● **Exercise details**
The answer must be a single number: how many lines in the entries hold the string "value".

● **Data supplied**
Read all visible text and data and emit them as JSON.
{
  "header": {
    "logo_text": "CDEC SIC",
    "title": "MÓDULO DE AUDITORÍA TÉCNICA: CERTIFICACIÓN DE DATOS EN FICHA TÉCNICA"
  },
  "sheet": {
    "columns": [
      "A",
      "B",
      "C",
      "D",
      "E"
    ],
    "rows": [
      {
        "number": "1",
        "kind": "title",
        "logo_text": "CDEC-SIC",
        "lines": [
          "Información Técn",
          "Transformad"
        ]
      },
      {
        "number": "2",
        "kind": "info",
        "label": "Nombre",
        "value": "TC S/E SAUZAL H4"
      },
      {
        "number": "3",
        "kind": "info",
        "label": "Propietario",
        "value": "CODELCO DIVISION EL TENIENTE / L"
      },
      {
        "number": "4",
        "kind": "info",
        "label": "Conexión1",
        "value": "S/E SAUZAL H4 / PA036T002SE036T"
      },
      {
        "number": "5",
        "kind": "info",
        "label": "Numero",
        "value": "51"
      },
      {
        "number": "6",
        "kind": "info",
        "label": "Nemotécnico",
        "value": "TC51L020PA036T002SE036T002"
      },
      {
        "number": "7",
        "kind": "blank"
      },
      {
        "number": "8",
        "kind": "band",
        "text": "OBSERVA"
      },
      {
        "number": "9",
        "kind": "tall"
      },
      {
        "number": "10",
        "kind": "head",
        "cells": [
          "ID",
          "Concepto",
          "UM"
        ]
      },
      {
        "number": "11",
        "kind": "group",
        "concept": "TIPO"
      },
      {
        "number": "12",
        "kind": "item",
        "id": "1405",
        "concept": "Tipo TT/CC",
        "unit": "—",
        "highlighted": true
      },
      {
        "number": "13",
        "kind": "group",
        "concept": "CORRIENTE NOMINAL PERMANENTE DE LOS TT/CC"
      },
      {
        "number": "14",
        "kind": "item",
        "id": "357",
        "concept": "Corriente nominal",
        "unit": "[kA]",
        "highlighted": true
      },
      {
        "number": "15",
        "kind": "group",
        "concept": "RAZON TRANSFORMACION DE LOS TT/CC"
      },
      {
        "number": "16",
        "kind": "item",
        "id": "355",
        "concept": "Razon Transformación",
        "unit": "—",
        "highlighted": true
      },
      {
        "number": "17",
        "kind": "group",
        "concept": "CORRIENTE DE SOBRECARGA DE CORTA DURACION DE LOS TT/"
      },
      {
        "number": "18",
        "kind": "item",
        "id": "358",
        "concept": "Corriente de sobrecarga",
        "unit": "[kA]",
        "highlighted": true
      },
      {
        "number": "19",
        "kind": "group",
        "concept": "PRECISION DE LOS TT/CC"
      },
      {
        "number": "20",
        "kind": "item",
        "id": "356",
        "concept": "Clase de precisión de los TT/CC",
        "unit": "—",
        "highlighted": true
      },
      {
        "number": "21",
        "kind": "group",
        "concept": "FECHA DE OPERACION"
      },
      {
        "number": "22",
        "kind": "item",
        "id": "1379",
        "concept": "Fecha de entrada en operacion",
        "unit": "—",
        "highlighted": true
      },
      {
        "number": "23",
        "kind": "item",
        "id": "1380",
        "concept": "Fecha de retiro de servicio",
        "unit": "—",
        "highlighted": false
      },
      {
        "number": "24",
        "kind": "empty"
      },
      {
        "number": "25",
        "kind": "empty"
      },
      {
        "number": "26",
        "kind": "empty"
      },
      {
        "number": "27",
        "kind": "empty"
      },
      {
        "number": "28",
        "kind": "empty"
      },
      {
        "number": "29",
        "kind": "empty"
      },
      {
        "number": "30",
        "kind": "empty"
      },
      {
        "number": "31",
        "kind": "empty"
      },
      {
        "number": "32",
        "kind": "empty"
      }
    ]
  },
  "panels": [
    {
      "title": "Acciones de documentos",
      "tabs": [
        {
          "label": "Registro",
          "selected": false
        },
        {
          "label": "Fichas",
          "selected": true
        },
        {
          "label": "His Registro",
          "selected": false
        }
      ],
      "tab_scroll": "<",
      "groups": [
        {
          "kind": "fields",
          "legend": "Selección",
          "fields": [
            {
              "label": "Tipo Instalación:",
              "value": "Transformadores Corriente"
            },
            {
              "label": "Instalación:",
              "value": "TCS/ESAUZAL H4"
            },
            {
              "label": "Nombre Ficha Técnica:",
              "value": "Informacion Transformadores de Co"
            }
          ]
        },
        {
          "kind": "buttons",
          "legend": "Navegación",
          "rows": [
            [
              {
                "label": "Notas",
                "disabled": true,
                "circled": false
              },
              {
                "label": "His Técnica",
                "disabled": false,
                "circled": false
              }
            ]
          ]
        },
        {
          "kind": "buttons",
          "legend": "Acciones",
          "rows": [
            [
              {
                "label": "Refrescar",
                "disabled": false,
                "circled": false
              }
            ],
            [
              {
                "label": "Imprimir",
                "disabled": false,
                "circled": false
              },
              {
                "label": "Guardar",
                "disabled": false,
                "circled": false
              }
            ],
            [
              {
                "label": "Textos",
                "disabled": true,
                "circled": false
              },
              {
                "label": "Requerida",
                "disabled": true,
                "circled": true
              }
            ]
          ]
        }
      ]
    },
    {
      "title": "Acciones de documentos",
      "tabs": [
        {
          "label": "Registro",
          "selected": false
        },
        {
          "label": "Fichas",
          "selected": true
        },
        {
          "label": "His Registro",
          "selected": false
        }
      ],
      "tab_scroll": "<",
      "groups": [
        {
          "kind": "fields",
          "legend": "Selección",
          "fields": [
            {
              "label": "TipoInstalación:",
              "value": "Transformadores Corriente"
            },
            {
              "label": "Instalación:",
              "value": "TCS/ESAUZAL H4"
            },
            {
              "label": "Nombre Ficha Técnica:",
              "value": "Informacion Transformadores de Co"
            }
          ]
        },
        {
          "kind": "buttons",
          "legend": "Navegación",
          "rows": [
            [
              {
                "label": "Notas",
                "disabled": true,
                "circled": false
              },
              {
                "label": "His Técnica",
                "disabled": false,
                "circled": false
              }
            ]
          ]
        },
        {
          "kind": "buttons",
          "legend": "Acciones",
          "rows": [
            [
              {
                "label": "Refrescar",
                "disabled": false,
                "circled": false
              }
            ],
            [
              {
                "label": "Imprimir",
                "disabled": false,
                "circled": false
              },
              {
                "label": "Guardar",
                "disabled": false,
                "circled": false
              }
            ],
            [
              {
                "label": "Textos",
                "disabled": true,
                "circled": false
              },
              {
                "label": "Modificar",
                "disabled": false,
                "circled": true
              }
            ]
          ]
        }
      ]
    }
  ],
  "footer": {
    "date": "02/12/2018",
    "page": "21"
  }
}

● **Answer space**
11